Exercise description:
This exercise calls for the data below to be retyped exactly, minus any images.
************
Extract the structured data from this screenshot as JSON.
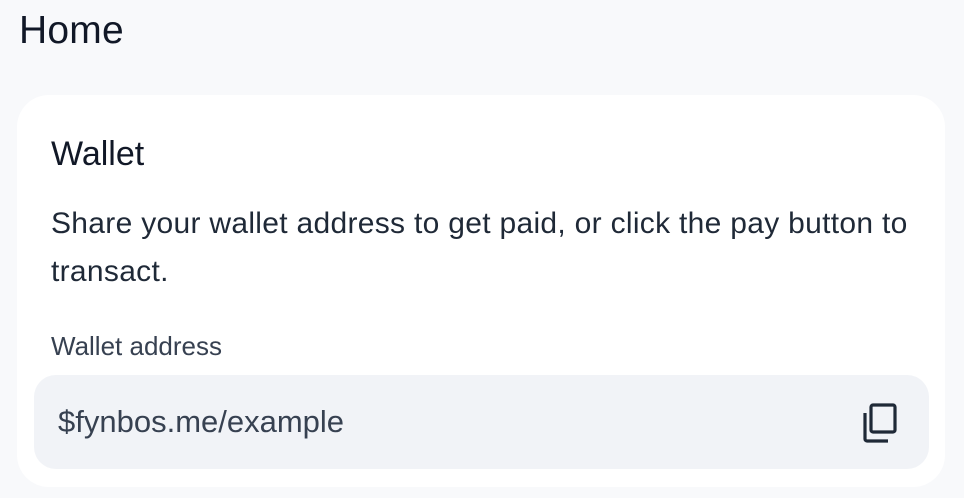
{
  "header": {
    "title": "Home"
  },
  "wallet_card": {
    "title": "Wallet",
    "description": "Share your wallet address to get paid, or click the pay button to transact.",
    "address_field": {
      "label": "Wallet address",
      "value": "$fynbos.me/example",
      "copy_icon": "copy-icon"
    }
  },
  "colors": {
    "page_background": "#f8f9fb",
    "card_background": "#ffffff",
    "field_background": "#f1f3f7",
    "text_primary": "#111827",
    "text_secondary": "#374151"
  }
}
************
Exercise result:
Extract the structured data from this screenshot as JSON.
{
  "header": {
    "title": "Home"
  },
  "wallet_card": {
    "title": "Wallet",
    "description": "Share your wallet address to get paid, or click the pay button to transact.",
    "address_field": {
      "label": "Wallet address",
      "value": "$fynbos.me/example",
      "copy_icon": "copy-icon"
    }
  },
  "colors": {
    "page_background": "#f8f9fb",
    "card_background": "#ffffff",
    "field_background": "#f1f3f7",
    "text_primary": "#111827",
    "text_secondary": "#374151"
  }
}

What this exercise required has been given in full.